The health problems of its most important ally could force Cuba to finally build a better economy
When President Hugo Chávez admitted two weeks ago that he'd had a cancerous tumor removed in Havana, Venezuelans weren't the only ones suddenly worried about their country's political stability. Chávez and Fidel Castro are close friends, and Cuba relies on Venezuela for more than $3.5 billion in oil subsidies. With a population living on subsistence wages and an economy sensitive to import prices, any dramatic change in Venezuelan oil access could leave Cuba staggering -- and accelerate their long-overdue process of economic liberalization.
Cuba is a country accustomed to living in crisis. The Havana I saw on a January 2010 research trip was just starting to recover from hurricanes that had caused $4 billion dollars worth of damage two years earlier. I arrived on a 1968 Russian Yakovlev, a Soviet hand-me-down with insulation hanging from the ceiling in strips. My taxi from the airport, a red 1950 Bel Aire held together by wire and duct tape, lurched north in the sticky heat. Holes left by crumbling brick revealed full views of offices rooms. Through the thick brown smog, people were going about their afternoon business. This being Cuba, a friend told me, "People here are used to going with the flow."
Since the devastating time known as the Special Period, following the collapse of the Soviet Union -- when the average Cuban lost 10 pounds and the protein-starved island collectively ate an entire species of anaconda into extinction -- Cubans have perfected the art of "resolviendo." Like many jokes that are only funny because they approach the truth, people "resolve" -- the office worker who steals supplies to sell on the black market, or the mechanic who makes a moto out of a soda bottle gas tank -- when they practice the creative strategies that help them survive. "The salary of an average Cuban is not enough to buy food for a month," said a Cuban government official on Monday, who asked to remain anonymous because, as she put it, "There can be confusion about who and who is not an enemy of the Revolution, and there are many people in Cuba who unfortunately can't tell the difference between one and the other."
"Cubans can't afford to have a balanced diet, we just eat what we can afford. So, I'm not talking about having a car, or clothes, shoes, or even paying rent. We are talking here about surviving," she said.

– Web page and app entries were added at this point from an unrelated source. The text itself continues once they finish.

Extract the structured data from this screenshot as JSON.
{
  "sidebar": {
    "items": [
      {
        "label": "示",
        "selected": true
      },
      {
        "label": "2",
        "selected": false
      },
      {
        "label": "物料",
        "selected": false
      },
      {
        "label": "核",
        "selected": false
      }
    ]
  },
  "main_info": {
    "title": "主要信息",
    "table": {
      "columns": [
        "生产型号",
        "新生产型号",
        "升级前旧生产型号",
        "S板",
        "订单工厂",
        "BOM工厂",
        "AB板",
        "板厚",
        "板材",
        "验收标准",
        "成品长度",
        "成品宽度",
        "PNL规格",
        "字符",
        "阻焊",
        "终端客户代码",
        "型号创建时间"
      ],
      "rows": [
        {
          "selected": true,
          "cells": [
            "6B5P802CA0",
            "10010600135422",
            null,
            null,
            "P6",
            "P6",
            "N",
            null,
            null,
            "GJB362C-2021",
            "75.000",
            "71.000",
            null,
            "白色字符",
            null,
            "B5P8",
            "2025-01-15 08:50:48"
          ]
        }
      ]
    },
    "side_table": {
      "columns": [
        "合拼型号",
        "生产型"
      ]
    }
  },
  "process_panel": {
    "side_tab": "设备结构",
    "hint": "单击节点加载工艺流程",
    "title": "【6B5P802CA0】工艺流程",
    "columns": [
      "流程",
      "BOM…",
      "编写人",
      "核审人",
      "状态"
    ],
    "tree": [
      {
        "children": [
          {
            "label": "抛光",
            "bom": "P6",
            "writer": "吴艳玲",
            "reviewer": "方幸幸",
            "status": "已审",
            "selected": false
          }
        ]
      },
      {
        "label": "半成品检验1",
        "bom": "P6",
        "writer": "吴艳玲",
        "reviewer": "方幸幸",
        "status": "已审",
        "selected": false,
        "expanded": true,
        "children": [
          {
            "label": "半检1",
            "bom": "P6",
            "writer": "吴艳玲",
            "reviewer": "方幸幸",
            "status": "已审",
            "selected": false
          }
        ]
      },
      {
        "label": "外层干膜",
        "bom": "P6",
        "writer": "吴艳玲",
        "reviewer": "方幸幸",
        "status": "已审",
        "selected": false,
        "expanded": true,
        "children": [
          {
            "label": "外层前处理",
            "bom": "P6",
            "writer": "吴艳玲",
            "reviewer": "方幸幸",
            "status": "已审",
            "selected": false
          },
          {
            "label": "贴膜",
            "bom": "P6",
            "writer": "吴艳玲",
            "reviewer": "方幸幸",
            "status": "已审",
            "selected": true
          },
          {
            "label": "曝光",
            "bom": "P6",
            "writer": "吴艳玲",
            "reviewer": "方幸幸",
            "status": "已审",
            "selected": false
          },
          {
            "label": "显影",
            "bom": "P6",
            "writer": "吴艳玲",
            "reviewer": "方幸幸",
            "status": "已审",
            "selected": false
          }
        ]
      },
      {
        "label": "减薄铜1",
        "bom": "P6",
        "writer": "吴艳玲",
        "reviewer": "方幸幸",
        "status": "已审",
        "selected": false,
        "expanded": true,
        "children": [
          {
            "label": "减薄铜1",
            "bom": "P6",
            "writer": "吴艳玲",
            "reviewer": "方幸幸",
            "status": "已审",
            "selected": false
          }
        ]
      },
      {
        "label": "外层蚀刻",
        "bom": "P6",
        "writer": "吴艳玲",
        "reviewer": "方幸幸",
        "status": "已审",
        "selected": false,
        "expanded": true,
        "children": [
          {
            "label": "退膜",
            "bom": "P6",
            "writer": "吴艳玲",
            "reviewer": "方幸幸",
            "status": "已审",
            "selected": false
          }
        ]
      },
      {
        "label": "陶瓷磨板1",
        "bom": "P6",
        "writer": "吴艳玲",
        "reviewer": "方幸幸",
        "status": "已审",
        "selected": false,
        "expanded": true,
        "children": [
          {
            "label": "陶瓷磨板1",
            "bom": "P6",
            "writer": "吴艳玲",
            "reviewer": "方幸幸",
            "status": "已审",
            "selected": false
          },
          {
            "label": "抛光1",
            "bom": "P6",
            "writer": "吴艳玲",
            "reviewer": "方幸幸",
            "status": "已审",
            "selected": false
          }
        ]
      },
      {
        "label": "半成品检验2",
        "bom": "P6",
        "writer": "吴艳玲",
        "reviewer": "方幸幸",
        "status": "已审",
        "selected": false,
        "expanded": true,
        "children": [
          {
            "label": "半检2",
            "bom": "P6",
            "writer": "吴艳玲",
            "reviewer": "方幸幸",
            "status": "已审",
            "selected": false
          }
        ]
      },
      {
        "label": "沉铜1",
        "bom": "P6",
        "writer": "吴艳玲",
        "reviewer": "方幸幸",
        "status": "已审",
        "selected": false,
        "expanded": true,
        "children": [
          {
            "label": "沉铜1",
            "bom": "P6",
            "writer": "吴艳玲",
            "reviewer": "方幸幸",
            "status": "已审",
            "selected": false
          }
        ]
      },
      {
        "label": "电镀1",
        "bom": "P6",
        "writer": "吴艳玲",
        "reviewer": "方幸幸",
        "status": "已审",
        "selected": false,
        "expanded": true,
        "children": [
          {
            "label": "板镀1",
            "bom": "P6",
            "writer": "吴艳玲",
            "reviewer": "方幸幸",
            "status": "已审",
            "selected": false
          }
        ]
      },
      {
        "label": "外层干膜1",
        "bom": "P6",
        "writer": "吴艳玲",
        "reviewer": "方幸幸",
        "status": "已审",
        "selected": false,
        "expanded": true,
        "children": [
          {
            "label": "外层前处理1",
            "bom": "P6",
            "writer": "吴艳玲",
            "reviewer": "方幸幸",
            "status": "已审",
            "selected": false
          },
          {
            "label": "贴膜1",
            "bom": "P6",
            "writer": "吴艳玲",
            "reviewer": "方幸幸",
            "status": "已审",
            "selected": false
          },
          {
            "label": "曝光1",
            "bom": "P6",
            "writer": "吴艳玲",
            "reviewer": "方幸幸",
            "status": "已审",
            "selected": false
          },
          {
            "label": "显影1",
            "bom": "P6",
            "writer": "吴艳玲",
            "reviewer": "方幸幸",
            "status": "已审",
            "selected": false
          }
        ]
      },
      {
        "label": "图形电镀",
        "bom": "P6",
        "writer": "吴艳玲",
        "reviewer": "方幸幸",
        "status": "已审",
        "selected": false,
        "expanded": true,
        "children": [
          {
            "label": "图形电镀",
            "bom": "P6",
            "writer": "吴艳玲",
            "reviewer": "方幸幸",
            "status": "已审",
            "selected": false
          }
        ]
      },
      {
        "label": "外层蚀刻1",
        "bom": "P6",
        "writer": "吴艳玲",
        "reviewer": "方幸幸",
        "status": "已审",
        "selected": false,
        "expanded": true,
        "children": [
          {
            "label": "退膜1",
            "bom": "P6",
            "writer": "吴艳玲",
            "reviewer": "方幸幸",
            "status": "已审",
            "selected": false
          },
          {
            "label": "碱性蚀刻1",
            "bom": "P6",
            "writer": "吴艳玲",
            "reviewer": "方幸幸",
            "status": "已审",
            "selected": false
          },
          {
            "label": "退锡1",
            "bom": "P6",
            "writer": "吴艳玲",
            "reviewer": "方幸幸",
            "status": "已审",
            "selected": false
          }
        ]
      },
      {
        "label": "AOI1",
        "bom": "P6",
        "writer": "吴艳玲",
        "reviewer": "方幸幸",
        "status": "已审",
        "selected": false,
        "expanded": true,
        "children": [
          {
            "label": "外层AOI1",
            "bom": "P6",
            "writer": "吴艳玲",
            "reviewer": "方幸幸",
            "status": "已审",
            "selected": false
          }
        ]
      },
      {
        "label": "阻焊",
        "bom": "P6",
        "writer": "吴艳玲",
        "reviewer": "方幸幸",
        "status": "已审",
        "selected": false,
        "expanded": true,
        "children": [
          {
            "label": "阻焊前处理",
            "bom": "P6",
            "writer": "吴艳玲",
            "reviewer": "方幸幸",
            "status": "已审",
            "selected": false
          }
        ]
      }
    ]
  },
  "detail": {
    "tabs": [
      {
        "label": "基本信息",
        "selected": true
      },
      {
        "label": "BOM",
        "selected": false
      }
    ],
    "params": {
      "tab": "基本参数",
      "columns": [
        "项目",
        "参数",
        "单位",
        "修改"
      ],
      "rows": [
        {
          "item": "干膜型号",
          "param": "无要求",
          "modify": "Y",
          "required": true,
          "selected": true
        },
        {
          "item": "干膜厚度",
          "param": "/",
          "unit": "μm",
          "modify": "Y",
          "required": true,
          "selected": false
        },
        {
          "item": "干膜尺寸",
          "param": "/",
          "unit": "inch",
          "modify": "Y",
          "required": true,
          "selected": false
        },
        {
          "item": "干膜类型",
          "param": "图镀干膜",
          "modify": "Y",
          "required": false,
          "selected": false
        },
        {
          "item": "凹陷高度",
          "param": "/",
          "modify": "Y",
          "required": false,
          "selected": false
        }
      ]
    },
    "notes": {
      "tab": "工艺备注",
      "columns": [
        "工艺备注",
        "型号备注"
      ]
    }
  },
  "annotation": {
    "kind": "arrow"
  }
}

After Fidel quietly stepped down from leadership in January of 2008, Raúl Castro loosened economic restrictions and encouraged the slow burgeoning of a private sector, granting 250,000 licenses for new small businesses. The lucky few who can afford these licenses now legally drive taxis, offer a room for tourists to spend the night, or run a small restaurant out of their home. Although the government still employs 80 percent of the work force, the sixth Communist Party Congress this April ratified the first major adjustment of their Soviet-style economic model. While change has been slow in coming -- Cubans still can't buy or sell homes or cars, and businesses are still heavily regulated -- Raúl's regime is attempting to bolster trade, devaluing the tourist currency by 8 percent and lowering bulk prices on Monday to simulate a whole-sale market.
But the transition to increased economic freedom has been difficult. Raúl originally announced the scheduled lay-offs of a million government workers this winter, a decision he was forced to postpone this spring due to Cuba's faltering economy.
This restructuring could lead Cuba to greater self-reliance, something the government has sought since the loss of Soviet sugar subsidies. Venezuela currently provides Cuba more than 115,000 subsidized barrels of oil a day, but Anya Landau French, the Director of the New American Foundation's U.S.-Cuba Policy Initiative, said Cuba's relationship with Venezuela is different than their past relationship with the Soviets. Since the Special Period, Cuba has diversified its exports. She says if Venezuela abruptly cut ties with Cuba, "Cuba would be staring a similar moment in the face, but it wouldn't be quite as bad or as shocking. They've been trying to wean off a single-benefactor system. The reform process has just been going very slowly, in part because Raúl doesn't want to make any mistakes, and in part because there are still hardliners in the Cuban elite who are nervous about the dangers of market capitalism."